Comments from Philippine President Rodrigo Duterte comparing journalists to “spies” drew laughter from President Trump after a reporter asked about human rights in the Philippines.
During a press conference in Manila before the Association of Southeast Asian Nations (ASEAN) Summit, Trump lauded his rapport with Duterte, a strongman whose violent anti-drug crackdown crackdown has sparked international condemnation.
“We’ve had a great relationship,” said Trump. “This [meeting] has been very successful.” He went on to praise the Philippines, a long-time U.S. ally, saying, “I’ve really enjoyed being here.”
But then a journalist attempted to press Trump on human rights issues — causing Duterte to intervene.
“Whoa, whoa. This is not a press statement. This is the bilateral meeting,” Duterte commented. “We would be talking on matters that are of interest of both the Philippines and [the United States]. With you around, guys,” he added, gesturing to the reporters, “you are the spies.” Trump proceeded to laugh.
Dutere’s government is in the midst of a bloody effort to eradicate drugs and crime from the Philippines. Thousands upon thousands of people have died — many at the hands of vigilantes and private citizens — as part of a response to Duterte’s call to “kill the idiots” in the case of those resisting arrest.
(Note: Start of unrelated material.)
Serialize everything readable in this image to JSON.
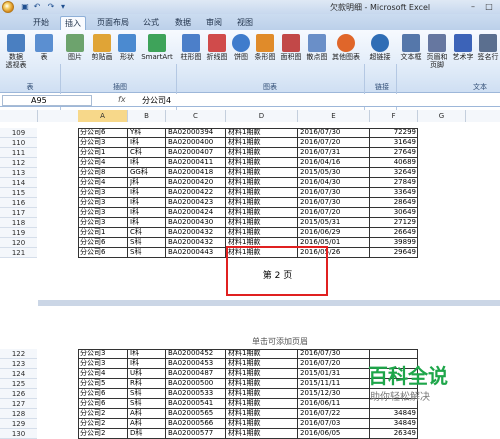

The president has also advocated for extrajudicial killings more generally, threatening any who stand in the way of governmental anti-crime efforts.
That hardline attitude extends to the press. At least 177 journalists have been killed in the Philippines in the past three decades — among the highest in the world. Under Duterte, that situation has only worsened. The president’s war on the media and violent rhetoric has attracted headlines since his election in 2016.
“Just because you’re a journalist you are not exempted from assassination, if you’re a son of a bitch,” the Filipinx president said only a few months after taking office. His comments came in response to the murder of a crime reporter.
“Freedom of expression cannot help you if you have done something wrong,” Duterte continued.
Prior to Trump’s visit to the Philippines, Duterte told reporters he had no plans to answer U.S. questions about human rights in the country.
“You want to ask a question, I’ll give you an answer,” Duterte said. “Lay off. That is not your business. That is my business. I take care of my country and I will nurture my country to health.”
Duterte’s disdain for human rights and the media went over poorly with the Obama administration. The Filipinx president told his U.S. counterpart to “go to hell” after U.S. officials criticized Duterte’s drug war. He also called Obama a “son of a whore” prior to a planned meeting between the two leaders, which was later canceled. But if anything that animosity seems to have paved the way for a friendlier rapport with Trump.
“The relationship [between Duterte and Trump] appears to be very warm and very friendly,” Duterte’s spokesperson told reporters. “They’ve been very candid in their dealings, and it’s very apparent that both of them have a person who they consider as not their best friend. They have similar feelings toward former U.S. President Barack Obama.”
They also seem to share similar feelings about the press. Trump has repeatedly accused the media of fabricating “fake news” in an effort to undercut his administration, calling coverage “dishonest” and singling out reporters for chastisement. That attitude seems to have shaped his response on Monday. As for the original question about human rights, White House Press Secretary Sarah Huckabee Sanders told reporters Monday that the issue did come up when the two leaders met, noting that the comments centered on ISIS and the drug war. She did not elaborate.
Monday was not the first time Trump has appeared to encourage anti-media sentiment recently. The president is currently on a 12-day trip across Asia, part of an effort to build ties and cement relationships. While in China last week, Trump declined to take questions from reporters, breaking with decades of precedent: U.S. presidents typically insist on taking questions in order to make a point about free speech. Trump, however, declined — reportedly because of “Chinese insistence.”